Task prompt
Verbatim output required. Print the data in full.

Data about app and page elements
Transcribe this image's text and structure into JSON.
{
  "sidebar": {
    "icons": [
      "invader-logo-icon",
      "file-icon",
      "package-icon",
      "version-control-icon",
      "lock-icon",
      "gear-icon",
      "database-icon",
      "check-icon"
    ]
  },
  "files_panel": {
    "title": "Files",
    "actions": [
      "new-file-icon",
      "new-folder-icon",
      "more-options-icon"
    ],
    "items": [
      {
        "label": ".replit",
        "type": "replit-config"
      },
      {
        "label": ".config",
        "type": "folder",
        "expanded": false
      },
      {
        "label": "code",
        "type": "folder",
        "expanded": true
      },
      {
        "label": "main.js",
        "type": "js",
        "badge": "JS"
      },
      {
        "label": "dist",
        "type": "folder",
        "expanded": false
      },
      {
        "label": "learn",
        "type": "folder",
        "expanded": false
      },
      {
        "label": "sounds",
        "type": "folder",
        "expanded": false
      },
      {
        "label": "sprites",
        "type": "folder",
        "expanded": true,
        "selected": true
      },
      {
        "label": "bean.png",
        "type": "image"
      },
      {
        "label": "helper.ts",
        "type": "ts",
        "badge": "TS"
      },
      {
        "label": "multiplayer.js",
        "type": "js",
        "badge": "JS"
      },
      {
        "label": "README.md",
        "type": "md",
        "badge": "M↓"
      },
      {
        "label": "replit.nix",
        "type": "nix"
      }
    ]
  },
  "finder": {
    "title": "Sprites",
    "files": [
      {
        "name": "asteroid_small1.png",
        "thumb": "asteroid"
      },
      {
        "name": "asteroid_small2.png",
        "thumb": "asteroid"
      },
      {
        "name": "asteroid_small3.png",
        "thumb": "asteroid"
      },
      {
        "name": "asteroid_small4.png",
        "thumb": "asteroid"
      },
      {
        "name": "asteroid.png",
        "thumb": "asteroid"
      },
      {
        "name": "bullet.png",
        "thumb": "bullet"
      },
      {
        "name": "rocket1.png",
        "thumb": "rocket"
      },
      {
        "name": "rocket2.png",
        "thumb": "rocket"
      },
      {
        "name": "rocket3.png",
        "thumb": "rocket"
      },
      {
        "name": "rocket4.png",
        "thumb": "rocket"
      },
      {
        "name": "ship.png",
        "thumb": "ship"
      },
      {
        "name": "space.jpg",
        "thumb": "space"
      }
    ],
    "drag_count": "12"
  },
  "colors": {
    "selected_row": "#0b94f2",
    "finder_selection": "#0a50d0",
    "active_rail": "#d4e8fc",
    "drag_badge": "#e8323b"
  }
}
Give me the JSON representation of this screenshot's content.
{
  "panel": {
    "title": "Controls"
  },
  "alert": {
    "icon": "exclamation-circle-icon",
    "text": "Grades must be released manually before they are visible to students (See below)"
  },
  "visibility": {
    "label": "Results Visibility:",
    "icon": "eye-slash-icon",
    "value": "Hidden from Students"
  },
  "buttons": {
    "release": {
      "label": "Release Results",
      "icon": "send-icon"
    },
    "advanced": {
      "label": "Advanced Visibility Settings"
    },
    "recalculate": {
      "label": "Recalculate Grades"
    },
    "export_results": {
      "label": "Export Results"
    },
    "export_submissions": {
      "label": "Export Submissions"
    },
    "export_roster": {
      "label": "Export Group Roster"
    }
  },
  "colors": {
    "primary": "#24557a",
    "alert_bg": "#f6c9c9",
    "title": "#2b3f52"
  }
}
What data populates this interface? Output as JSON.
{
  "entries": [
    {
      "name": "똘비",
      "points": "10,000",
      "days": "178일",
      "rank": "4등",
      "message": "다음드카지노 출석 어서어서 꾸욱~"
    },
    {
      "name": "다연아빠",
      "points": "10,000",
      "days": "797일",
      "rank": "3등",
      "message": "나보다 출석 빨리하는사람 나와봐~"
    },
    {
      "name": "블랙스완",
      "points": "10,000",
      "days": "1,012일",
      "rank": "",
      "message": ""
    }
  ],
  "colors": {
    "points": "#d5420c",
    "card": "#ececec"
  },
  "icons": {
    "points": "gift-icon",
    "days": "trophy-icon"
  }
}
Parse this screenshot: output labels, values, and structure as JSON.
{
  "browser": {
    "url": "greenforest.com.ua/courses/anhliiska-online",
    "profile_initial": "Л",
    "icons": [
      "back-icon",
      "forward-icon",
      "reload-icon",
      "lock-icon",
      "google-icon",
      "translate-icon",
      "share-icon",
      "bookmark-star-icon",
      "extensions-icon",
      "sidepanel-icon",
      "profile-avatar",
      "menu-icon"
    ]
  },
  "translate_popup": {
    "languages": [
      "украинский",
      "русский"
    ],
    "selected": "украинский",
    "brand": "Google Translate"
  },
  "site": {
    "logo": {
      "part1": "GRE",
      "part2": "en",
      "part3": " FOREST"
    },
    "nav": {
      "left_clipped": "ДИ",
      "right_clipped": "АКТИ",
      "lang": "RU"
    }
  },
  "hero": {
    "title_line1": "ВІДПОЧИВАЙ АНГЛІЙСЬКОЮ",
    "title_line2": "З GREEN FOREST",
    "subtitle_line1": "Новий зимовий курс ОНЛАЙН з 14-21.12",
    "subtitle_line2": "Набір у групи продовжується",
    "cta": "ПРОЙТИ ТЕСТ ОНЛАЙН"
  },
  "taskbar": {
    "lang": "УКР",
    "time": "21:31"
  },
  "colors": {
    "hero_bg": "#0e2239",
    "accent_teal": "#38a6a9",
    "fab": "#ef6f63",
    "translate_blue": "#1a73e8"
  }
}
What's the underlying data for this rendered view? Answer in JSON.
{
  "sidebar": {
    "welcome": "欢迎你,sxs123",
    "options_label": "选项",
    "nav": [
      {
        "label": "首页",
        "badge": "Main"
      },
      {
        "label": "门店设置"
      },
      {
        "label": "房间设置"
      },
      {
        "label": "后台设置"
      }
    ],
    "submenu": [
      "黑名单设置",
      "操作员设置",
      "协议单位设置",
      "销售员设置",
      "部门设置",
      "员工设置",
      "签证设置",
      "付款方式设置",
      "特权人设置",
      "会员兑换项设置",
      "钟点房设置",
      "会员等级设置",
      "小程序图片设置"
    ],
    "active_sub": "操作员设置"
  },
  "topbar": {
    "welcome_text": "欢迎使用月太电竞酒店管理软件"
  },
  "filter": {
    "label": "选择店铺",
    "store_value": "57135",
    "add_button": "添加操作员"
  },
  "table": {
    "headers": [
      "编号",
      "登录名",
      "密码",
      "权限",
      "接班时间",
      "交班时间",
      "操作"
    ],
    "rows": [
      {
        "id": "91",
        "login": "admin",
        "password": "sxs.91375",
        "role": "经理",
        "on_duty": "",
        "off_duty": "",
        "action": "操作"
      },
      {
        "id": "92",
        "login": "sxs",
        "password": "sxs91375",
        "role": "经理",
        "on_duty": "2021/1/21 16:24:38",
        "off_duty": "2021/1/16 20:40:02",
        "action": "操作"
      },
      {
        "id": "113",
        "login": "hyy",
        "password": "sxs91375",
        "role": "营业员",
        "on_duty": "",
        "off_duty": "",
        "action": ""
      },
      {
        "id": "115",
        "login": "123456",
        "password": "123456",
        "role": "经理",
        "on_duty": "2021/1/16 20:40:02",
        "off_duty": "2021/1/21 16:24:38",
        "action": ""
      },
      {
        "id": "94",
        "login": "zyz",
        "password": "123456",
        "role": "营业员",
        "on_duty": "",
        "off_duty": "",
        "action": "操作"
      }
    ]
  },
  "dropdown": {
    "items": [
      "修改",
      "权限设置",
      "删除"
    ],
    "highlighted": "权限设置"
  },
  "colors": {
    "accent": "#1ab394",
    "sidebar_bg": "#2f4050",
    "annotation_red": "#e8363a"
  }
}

Response area
Transcribe this image's text and structure into JSON.
{
  "sidebar": {
    "icons": [
      "invader-logo-icon",
      "file-icon",
      "package-icon",
      "version-control-icon",
      "lock-icon",
      "gear-icon",
      "database-icon",
      "check-icon"
    ]
  },
  "files_panel": {
    "title": "Files",
    "actions": [
      "new-file-icon",
      "new-folder-icon",
      "more-options-icon"
    ],
    "items": [
      {
        "label": ".replit",
        "type": "replit-config"
      },
      {
        "label": ".config",
        "type": "folder",
        "expanded": false
      },
      {
        "label": "code",
        "type": "folder",
        "expanded": true
      },
      {
        "label": "main.js",
        "type": "js",
        "badge": "JS"
      },
      {
        "label": "dist",
        "type": "folder",
        "expanded": false
      },
      {
        "label": "learn",
        "type": "folder",
        "expanded": false
      },
      {
        "label": "sounds",
        "type": "folder",
        "expanded": false
      },
      {
        "label": "sprites",
        "type": "folder",
        "expanded": true,
        "selected": true
      },
      {
        "label": "bean.png",
        "type": "image"
      },
      {
        "label": "helper.ts",
        "type": "ts",
        "badge": "TS"
      },
      {
        "label": "multiplayer.js",
        "type": "js",
        "badge": "JS"
      },
      {
        "label": "README.md",
        "type": "md",
        "badge": "M↓"
      },
      {
        "label": "replit.nix",
        "type": "nix"
      }
    ]
  },
  "finder": {
    "title": "Sprites",
    "files": [
      {
        "name": "asteroid_small1.png",
        "thumb": "asteroid"
      },
      {
        "name": "asteroid_small2.png",
        "thumb": "asteroid"
      },
      {
        "name": "asteroid_small3.png",
        "thumb": "asteroid"
      },
      {
        "name": "asteroid_small4.png",
        "thumb": "asteroid"
      },
      {
        "name": "asteroid.png",
        "thumb": "asteroid"
      },
      {
        "name": "bullet.png",
        "thumb": "bullet"
      },
      {
        "name": "rocket1.png",
        "thumb": "rocket"
      },
      {
        "name": "rocket2.png",
        "thumb": "rocket"
      },
      {
        "name": "rocket3.png",
        "thumb": "rocket"
      },
      {
        "name": "rocket4.png",
        "thumb": "rocket"
      },
      {
        "name": "ship.png",
        "thumb": "ship"
      },
      {
        "name": "space.jpg",
        "thumb": "space"
      }
    ],
    "drag_count": "12"
  },
  "colors": {
    "selected_row": "#0b94f2",
    "finder_selection": "#0a50d0",
    "active_rail": "#d4e8fc",
    "drag_badge": "#e8323b"
  }
}
Give me the JSON representation of this screenshot's content.
{
  "panel": {
    "title": "Controls"
  },
  "alert": {
    "icon": "exclamation-circle-icon",
    "text": "Grades must be released manually before they are visible to students (See below)"
  },
  "visibility": {
    "label": "Results Visibility:",
    "icon": "eye-slash-icon",
    "value": "Hidden from Students"
  },
  "buttons": {
    "release": {
      "label": "Release Results",
      "icon": "send-icon"
    },
    "advanced": {
      "label": "Advanced Visibility Settings"
    },
    "recalculate": {
      "label": "Recalculate Grades"
    },
    "export_results": {
      "label": "Export Results"
    },
    "export_submissions": {
      "label": "Export Submissions"
    },
    "export_roster": {
      "label": "Export Group Roster"
    }
  },
  "colors": {
    "primary": "#24557a",
    "alert_bg": "#f6c9c9",
    "title": "#2b3f52"
  }
}
What data populates this interface? Output as JSON.
{
  "entries": [
    {
      "name": "똘비",
      "points": "10,000",
      "days": "178일",
      "rank": "4등",
      "message": "다음드카지노 출석 어서어서 꾸욱~"
    },
    {
      "name": "다연아빠",
      "points": "10,000",
      "days": "797일",
      "rank": "3등",
      "message": "나보다 출석 빨리하는사람 나와봐~"
    },
    {
      "name": "블랙스완",
      "points": "10,000",
      "days": "1,012일",
      "rank": "",
      "message": ""
    }
  ],
  "colors": {
    "points": "#d5420c",
    "card": "#ececec"
  },
  "icons": {
    "points": "gift-icon",
    "days": "trophy-icon"
  }
}
Parse this screenshot: output labels, values, and structure as JSON.
{
  "browser": {
    "url": "greenforest.com.ua/courses/anhliiska-online",
    "profile_initial": "Л",
    "icons": [
      "back-icon",
      "forward-icon",
      "reload-icon",
      "lock-icon",
      "google-icon",
      "translate-icon",
      "share-icon",
      "bookmark-star-icon",
      "extensions-icon",
      "sidepanel-icon",
      "profile-avatar",
      "menu-icon"
    ]
  },
  "translate_popup": {
    "languages": [
      "украинский",
      "русский"
    ],
    "selected": "украинский",
    "brand": "Google Translate"
  },
  "site": {
    "logo": {
      "part1": "GRE",
      "part2": "en",
      "part3": " FOREST"
    },
    "nav": {
      "left_clipped": "ДИ",
      "right_clipped": "АКТИ",
      "lang": "RU"
    }
  },
  "hero": {
    "title_line1": "ВІДПОЧИВАЙ АНГЛІЙСЬКОЮ",
    "title_line2": "З GREEN FOREST",
    "subtitle_line1": "Новий зимовий курс ОНЛАЙН з 14-21.12",
    "subtitle_line2": "Набір у групи продовжується",
    "cta": "ПРОЙТИ ТЕСТ ОНЛАЙН"
  },
  "taskbar": {
    "lang": "УКР",
    "time": "21:31"
  },
  "colors": {
    "hero_bg": "#0e2239",
    "accent_teal": "#38a6a9",
    "fab": "#ef6f63",
    "translate_blue": "#1a73e8"
  }
}
What's the underlying data for this rendered view? Answer in JSON.
{
  "sidebar": {
    "welcome": "欢迎你,sxs123",
    "options_label": "选项",
    "nav": [
      {
        "label": "首页",
        "badge": "Main"
      },
      {
        "label": "门店设置"
      },
      {
        "label": "房间设置"
      },
      {
        "label": "后台设置"
      }
    ],
    "submenu": [
      "黑名单设置",
      "操作员设置",
      "协议单位设置",
      "销售员设置",
      "部门设置",
      "员工设置",
      "签证设置",
      "付款方式设置",
      "特权人设置",
      "会员兑换项设置",
      "钟点房设置",
      "会员等级设置",
      "小程序图片设置"
    ],
    "active_sub": "操作员设置"
  },
  "topbar": {
    "welcome_text": "欢迎使用月太电竞酒店管理软件"
  },
  "filter": {
    "label": "选择店铺",
    "store_value": "57135",
    "add_button": "添加操作员"
  },
  "table": {
    "headers": [
      "编号",
      "登录名",
      "密码",
      "权限",
      "接班时间",
      "交班时间",
      "操作"
    ],
    "rows": [
      {
        "id": "91",
        "login": "admin",
        "password": "sxs.91375",
        "role": "经理",
        "on_duty": "",
        "off_duty": "",
        "action": "操作"
      },
      {
        "id": "92",
        "login": "sxs",
        "password": "sxs91375",
        "role": "经理",
        "on_duty": "2021/1/21 16:24:38",
        "off_duty": "2021/1/16 20:40:02",
        "action": "操作"
      },
      {
        "id": "113",
        "login": "hyy",
        "password": "sxs91375",
        "role": "营业员",
        "on_duty": "",
        "off_duty": "",
        "action": ""
      },
      {
        "id": "115",
        "login": "123456",
        "password": "123456",
        "role": "经理",
        "on_duty": "2021/1/16 20:40:02",
        "off_duty": "2021/1/21 16:24:38",
        "action": ""
      },
      {
        "id": "94",
        "login": "zyz",
        "password": "123456",
        "role": "营业员",
        "on_duty": "",
        "off_duty": "",
        "action": "操作"
      }
    ]
  },
  "dropdown": {
    "items": [
      "修改",
      "权限设置",
      "删除"
    ],
    "highlighted": "权限设置"
  },
  "colors": {
    "accent": "#1ab394",
    "sidebar_bg": "#2f4050",
    "annotation_red": "#e8363a"
  }
}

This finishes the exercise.